  • There is also a lot of information on how to follow all of your subscriptions in one feed, however through all my research and testing, I’ve not yet been able to find the URL format to make this work. It appears YouTube may have deprecated this capability as a business decision to counter some set-top device functionality. I leave the information here, however, as reference to what has worked in the past:Subscriptions can be sent to RSS feeds by replacing the <user_id> variable with your id or the id of the channel/user you wish to follow: http://gdata.youtube.com/feeds/base/users/<USER_ID>/newsubscriptionvideos
    or
    http://gdata.youtube.com/feeds/base/users/<USER_ID>/newsubscriptionvideos?alt=rss&v=2&orderby=published&client=ytapi-youtube-profileWhen the above was found to not function directly, another user was able to see success by creating a Feedburner (http://feedburner.google.com/) subscription using the YouTube subscription RSS url (http://gdata.youtube.com/feeds/base/users/<username>/newsubscriptionvideos). Once created, add the Feedburner URL to your favourite feed reader.
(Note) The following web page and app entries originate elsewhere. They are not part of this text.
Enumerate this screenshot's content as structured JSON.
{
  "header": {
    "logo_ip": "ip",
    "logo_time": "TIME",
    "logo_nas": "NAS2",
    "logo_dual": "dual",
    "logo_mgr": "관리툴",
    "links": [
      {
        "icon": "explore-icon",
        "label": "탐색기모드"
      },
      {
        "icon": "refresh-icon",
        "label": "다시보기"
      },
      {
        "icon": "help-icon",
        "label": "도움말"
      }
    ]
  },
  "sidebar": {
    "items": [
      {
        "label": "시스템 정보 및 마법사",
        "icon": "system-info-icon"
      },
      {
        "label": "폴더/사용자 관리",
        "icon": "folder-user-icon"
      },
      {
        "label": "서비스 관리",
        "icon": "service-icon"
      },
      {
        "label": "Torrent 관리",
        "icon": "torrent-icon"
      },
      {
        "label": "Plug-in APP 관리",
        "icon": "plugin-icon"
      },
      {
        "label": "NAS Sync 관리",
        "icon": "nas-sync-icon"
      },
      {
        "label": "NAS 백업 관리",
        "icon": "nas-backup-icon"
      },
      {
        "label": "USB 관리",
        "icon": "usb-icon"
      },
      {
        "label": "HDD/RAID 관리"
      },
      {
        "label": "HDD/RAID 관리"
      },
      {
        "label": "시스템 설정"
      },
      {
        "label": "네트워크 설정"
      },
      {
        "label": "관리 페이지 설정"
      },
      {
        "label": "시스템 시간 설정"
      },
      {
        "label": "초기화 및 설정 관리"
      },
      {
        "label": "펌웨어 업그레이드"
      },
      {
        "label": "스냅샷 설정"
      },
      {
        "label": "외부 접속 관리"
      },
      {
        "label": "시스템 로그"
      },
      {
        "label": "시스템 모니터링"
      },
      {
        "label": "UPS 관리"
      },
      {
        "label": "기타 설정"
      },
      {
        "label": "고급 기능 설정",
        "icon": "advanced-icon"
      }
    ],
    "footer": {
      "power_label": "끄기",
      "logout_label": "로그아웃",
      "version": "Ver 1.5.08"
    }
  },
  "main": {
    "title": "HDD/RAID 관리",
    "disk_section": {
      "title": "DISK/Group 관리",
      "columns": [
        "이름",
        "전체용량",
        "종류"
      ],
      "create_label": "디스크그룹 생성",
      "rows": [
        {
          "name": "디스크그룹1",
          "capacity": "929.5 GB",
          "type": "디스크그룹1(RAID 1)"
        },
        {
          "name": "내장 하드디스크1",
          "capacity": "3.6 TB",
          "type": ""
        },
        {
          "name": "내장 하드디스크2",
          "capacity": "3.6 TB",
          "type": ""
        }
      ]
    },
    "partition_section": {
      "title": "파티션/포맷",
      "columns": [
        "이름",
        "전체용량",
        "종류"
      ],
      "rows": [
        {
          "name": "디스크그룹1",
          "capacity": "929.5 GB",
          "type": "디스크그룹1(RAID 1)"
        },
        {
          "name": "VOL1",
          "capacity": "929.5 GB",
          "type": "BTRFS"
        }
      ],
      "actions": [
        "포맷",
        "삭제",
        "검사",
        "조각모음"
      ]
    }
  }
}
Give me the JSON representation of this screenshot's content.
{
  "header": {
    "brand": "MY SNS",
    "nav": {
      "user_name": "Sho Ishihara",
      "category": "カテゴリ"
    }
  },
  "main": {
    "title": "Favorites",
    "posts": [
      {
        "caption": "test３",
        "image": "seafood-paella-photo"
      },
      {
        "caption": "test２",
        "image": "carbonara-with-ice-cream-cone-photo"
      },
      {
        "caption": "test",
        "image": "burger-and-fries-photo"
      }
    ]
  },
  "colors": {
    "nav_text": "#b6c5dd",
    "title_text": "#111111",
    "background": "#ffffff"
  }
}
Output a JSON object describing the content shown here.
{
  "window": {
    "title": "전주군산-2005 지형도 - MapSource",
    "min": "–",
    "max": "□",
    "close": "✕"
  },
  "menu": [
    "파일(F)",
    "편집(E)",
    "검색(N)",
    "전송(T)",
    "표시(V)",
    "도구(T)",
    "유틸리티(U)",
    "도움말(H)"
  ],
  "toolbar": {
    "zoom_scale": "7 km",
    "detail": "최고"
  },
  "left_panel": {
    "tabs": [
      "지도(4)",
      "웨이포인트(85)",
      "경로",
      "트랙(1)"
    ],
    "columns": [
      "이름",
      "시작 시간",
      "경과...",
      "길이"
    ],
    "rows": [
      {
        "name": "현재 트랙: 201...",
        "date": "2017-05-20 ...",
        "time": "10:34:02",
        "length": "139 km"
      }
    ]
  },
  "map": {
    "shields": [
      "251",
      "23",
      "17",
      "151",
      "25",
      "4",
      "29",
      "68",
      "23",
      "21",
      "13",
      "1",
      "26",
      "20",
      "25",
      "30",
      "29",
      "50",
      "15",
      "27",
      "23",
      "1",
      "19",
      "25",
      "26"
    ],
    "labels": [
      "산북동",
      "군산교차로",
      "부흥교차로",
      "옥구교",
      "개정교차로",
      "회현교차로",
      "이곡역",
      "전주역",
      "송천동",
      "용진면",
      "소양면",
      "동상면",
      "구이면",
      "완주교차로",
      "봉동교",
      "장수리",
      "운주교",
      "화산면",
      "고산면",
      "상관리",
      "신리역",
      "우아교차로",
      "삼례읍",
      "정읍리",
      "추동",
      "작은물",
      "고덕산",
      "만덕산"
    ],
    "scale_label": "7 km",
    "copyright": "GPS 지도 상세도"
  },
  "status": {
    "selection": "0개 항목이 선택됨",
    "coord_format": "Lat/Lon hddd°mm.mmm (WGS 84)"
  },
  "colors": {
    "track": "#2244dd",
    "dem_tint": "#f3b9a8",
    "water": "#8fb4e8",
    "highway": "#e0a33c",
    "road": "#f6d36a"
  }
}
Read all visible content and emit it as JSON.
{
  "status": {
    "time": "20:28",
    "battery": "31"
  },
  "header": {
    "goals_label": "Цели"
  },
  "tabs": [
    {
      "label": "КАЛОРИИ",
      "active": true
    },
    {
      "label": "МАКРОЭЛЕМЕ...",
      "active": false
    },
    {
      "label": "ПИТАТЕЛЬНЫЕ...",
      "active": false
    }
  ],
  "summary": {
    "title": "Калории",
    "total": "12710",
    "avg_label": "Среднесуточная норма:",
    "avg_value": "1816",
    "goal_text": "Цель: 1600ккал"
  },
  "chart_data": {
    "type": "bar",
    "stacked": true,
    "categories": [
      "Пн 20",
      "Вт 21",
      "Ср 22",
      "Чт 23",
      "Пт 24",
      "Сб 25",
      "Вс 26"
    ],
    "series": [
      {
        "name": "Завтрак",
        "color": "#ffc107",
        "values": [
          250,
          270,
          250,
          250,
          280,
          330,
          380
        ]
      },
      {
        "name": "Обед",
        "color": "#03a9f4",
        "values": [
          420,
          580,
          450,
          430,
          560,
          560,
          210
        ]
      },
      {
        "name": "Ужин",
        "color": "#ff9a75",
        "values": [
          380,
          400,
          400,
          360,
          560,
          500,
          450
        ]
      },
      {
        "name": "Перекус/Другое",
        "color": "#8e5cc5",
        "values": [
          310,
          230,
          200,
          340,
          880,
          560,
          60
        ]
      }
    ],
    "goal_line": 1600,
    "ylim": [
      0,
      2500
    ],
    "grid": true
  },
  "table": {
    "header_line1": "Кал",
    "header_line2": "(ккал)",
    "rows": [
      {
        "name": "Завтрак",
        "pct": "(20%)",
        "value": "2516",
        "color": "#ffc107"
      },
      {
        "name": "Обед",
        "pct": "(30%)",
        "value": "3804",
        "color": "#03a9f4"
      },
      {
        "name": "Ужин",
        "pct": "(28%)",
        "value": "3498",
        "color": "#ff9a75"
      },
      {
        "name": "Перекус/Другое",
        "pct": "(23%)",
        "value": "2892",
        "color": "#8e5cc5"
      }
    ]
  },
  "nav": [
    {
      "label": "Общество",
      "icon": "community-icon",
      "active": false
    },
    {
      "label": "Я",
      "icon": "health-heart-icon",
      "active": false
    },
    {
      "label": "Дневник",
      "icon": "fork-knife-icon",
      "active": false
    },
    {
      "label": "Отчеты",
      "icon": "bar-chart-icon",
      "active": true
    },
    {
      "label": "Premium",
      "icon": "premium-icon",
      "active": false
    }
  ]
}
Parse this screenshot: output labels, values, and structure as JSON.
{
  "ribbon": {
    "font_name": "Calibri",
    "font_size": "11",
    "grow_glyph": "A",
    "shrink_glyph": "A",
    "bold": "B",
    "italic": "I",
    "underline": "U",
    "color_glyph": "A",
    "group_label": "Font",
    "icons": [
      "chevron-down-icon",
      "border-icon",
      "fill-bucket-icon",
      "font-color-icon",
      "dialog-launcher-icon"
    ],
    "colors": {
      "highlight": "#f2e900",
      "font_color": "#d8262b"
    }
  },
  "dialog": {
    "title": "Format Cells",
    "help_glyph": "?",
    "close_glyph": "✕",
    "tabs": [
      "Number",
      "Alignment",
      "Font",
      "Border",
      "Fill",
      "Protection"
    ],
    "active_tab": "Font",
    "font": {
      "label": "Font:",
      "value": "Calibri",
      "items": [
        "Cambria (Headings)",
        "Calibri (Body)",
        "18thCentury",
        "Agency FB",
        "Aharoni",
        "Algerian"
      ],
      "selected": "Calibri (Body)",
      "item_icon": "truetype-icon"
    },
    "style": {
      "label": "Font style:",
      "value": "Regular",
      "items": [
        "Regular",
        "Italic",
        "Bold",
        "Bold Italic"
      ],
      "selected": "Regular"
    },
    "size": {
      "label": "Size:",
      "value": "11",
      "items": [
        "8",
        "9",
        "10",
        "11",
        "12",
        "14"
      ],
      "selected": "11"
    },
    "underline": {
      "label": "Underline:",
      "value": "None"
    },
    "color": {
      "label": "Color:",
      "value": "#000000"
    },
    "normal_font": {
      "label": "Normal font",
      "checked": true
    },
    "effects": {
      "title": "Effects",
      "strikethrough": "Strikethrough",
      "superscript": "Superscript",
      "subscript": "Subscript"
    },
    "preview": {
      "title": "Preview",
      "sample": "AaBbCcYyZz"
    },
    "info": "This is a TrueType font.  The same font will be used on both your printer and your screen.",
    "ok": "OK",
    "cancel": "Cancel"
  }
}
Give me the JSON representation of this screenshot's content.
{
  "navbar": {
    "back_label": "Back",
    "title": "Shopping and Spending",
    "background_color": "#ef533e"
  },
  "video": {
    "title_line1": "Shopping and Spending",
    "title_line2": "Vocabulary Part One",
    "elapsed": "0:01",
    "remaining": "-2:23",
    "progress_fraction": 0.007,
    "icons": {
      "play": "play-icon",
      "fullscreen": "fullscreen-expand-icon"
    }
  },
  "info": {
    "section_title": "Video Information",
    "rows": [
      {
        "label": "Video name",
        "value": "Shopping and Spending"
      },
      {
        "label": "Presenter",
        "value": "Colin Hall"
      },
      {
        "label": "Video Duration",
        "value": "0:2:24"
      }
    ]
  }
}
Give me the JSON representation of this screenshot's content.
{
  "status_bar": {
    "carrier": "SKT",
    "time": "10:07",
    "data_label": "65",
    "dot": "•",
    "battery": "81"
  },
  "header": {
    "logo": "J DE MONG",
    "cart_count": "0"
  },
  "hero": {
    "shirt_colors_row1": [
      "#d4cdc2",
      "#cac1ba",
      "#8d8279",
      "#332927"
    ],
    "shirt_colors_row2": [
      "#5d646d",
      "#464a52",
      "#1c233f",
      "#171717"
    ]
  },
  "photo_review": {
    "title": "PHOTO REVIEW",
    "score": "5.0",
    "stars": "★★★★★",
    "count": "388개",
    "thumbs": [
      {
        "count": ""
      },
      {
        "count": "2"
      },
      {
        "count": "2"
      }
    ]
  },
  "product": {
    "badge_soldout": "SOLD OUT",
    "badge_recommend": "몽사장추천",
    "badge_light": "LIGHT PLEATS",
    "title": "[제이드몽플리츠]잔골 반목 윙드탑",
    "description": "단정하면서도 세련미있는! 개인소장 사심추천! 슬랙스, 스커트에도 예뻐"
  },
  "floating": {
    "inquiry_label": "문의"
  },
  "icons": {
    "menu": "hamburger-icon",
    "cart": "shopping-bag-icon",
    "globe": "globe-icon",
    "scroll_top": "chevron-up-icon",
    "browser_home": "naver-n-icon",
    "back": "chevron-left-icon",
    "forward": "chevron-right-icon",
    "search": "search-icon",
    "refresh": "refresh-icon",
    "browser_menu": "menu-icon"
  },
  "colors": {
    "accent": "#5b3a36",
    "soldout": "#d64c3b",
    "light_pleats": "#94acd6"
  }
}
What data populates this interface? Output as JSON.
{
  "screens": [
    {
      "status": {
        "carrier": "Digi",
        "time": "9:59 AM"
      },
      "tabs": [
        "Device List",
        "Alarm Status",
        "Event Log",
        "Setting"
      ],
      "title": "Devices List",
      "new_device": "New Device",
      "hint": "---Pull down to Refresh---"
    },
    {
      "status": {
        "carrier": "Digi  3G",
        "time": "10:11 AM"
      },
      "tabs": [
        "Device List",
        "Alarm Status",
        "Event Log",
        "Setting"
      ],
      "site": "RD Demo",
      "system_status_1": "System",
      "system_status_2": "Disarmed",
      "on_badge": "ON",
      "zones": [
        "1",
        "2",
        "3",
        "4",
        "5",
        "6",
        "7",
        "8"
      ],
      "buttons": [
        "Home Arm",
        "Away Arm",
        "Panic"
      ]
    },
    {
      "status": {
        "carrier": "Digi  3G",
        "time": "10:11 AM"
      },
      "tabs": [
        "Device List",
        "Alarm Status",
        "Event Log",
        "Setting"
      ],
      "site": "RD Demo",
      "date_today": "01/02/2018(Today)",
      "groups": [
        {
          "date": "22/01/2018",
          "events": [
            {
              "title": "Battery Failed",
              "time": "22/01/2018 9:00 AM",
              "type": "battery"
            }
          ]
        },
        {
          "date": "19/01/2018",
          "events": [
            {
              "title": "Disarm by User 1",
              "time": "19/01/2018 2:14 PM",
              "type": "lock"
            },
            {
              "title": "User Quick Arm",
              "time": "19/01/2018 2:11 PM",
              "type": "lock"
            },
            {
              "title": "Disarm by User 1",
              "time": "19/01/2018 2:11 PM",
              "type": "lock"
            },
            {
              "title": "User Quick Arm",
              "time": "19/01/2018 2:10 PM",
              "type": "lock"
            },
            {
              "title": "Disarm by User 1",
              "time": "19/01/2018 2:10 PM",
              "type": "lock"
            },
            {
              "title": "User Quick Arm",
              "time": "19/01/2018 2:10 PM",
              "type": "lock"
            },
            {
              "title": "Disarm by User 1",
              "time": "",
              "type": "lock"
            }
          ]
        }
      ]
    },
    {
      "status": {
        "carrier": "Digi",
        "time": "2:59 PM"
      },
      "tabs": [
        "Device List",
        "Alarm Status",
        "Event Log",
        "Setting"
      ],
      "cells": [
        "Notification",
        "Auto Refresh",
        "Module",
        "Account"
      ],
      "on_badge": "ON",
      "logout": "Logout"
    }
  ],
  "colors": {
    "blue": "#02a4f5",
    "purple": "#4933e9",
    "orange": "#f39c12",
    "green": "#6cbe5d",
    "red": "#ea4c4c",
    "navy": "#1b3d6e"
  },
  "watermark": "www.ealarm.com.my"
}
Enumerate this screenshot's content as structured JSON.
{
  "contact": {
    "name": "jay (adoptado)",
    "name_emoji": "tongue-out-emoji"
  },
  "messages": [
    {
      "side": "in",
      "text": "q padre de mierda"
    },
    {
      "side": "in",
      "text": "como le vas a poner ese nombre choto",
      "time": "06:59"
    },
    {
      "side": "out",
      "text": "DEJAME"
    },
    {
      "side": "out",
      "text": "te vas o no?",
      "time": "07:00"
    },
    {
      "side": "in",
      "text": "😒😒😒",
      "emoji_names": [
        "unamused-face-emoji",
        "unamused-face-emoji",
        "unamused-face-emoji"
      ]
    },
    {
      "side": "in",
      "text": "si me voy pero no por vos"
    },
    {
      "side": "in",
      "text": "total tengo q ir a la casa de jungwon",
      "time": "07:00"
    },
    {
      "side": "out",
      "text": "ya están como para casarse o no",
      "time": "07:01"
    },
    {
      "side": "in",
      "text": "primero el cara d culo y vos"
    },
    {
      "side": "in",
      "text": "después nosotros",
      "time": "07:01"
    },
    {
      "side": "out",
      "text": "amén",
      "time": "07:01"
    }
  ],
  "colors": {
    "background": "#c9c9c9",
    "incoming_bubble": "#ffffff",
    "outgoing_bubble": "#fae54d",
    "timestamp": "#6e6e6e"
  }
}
Technically, I don’t see why this intermediary step would work any differently than just adding the original RSS feed, but it seems ot have worked for at least on user out there…

Because I live and die by RSS feeds these days, I found it critical to be able to follow YouTube channels and playlists in my feed reader. Noting that even on YouTube’s and Google’s own developer resource pages there wasn’t a single place to figure out how to get what I needed, I found myself scouring forum threads across the internet to find a simple solution. As I was going through this process I realized that I was building a foundation of information in a draft email while I was adding the feeds I needed to my reader; why not share the information in a single post in the hopes others can benefit from it as well? I hope you find this to be as helpful as I did.